Voila! Two matching pockets. Visually it may be difficult to tell that the mouse is centered, but I measured from the tip of his paw to the seam line and from the outer most side of his tail to the seam line. They matched. I then piped and lined the pockets with the grey gingham.
The pockets were top stitched to the jacket fronts. Just big enough for little hands to hide treasure in.
I hope you are stitching something fun. I am off to finish pressing that 25 yards of Santa fabric. You should have seen the physical therapist's face when I told her! My goal is to iron with my left arm. We will see how that goes.
Monday, November 12, 2012
Princess and her baby brother are headed to England for a fun trip. Only drawback? They had no coats. This time of year is chilly and damp in England. Mimi to the rescue. As luck would have it, a friend gifted me with several yards of wool while I was at convention. I set to work.

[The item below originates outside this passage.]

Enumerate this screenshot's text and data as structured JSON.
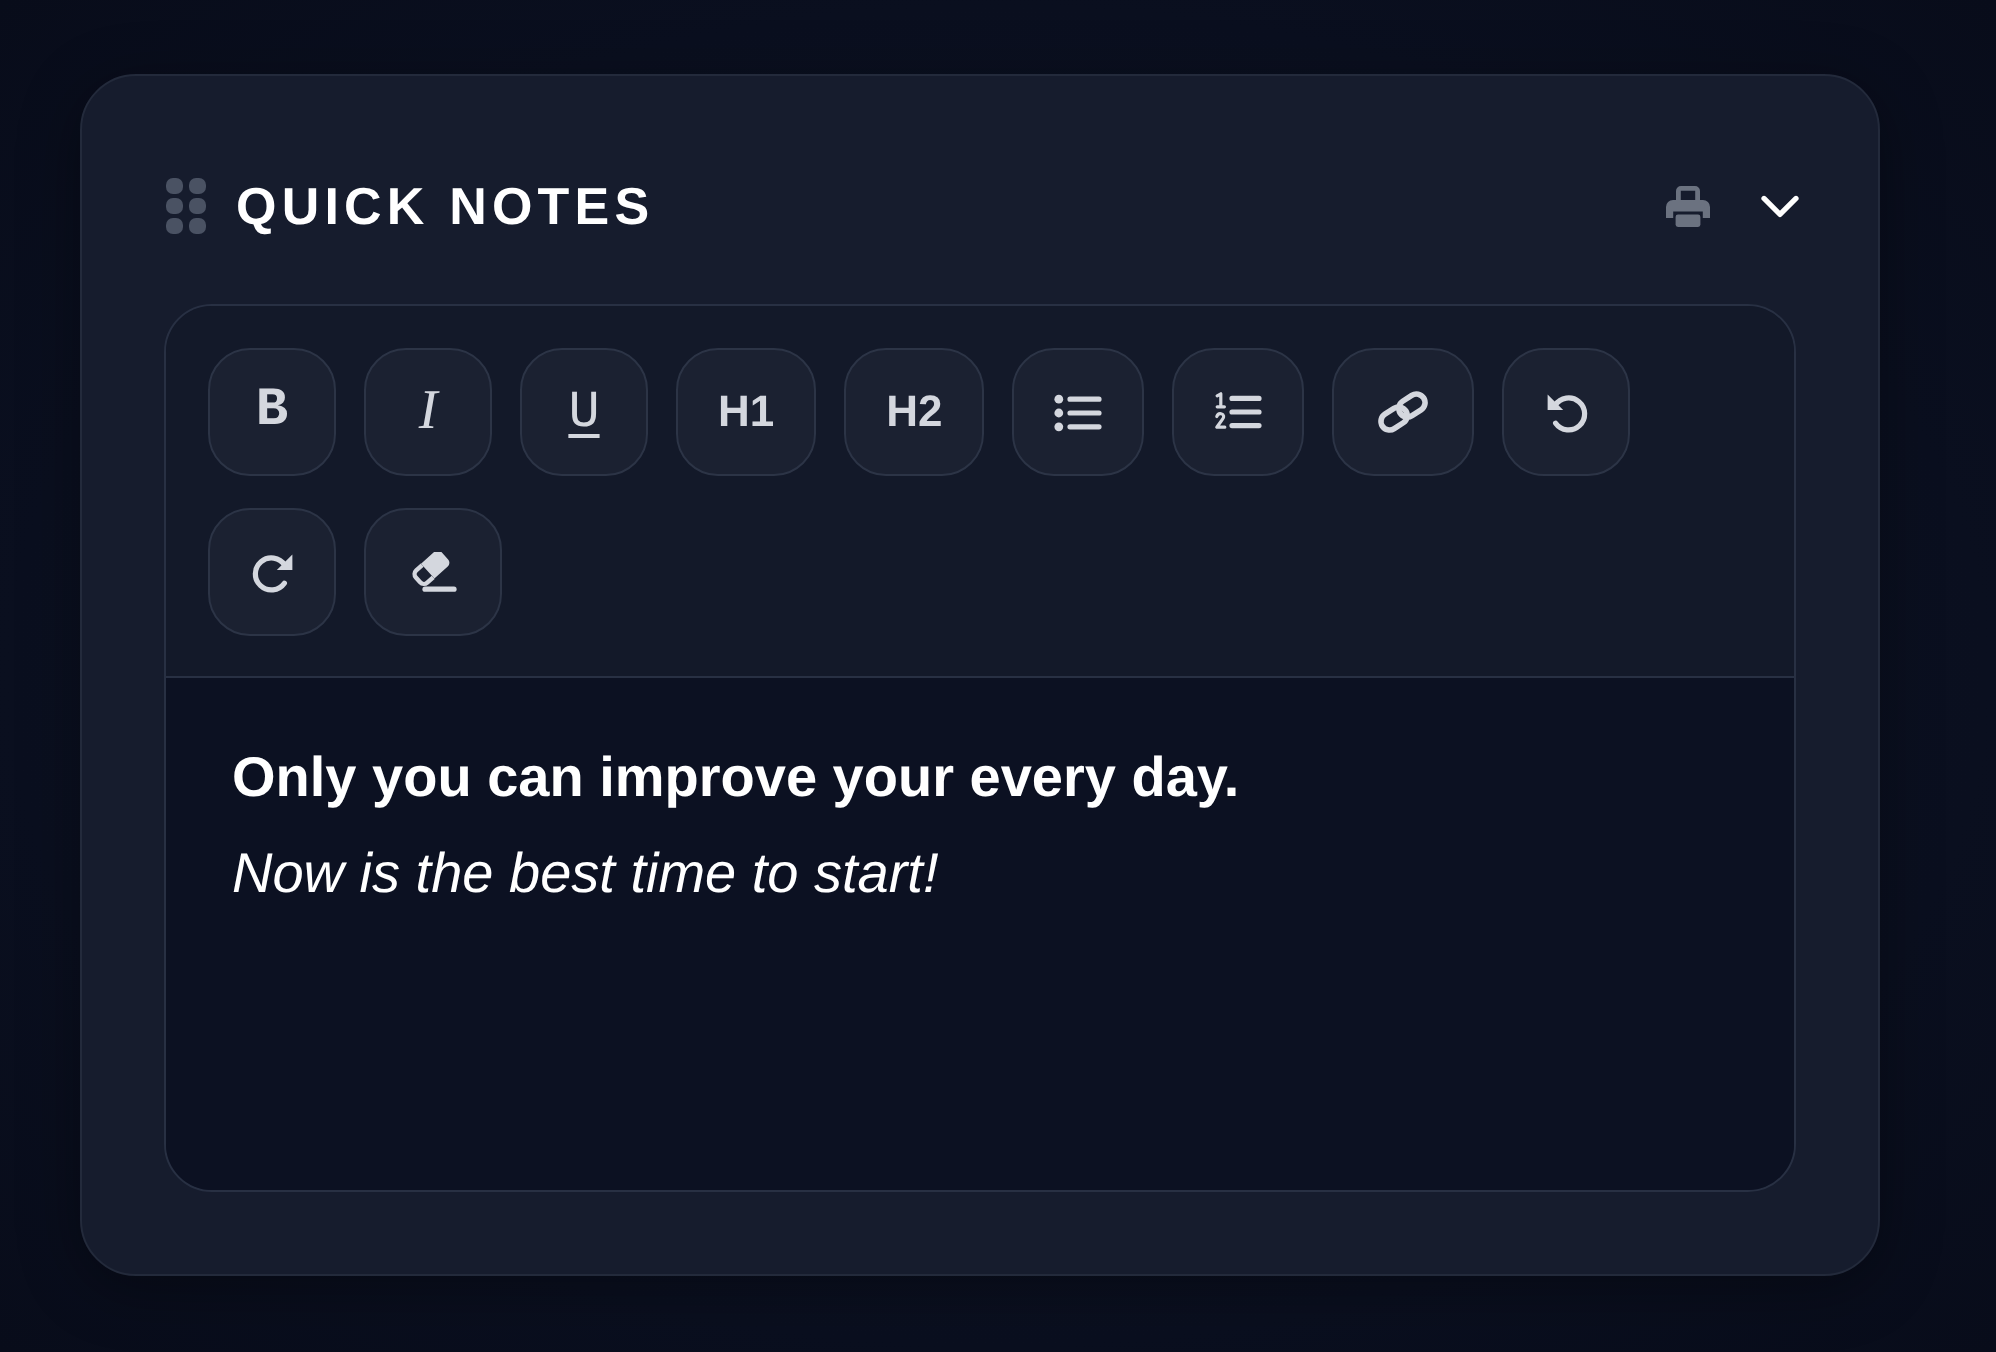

I used Children's Corner Robin's Little Jacket for baby brother's jacket. I did not quilt the jacket.
I used the deep purple wool and lined it with grey gingham. For added warmth it is interlined with flannel.
The pockets are embroidered with the sweet mouse from the Pajama Party set from Design by JuJu. I modified the pocket from the original pattern design. I rounded the lower corners of the two pockets and added piping around the outside edges.
This little jacket goes together in nothing flat. It took longer to align the two mice to make sure they were mirror images and aligned with the same orientation on the pockets than it did to put the entire jacket together. I'll do a post on that in a day or two.
Now keep your fingers crossed that the box arrives in time.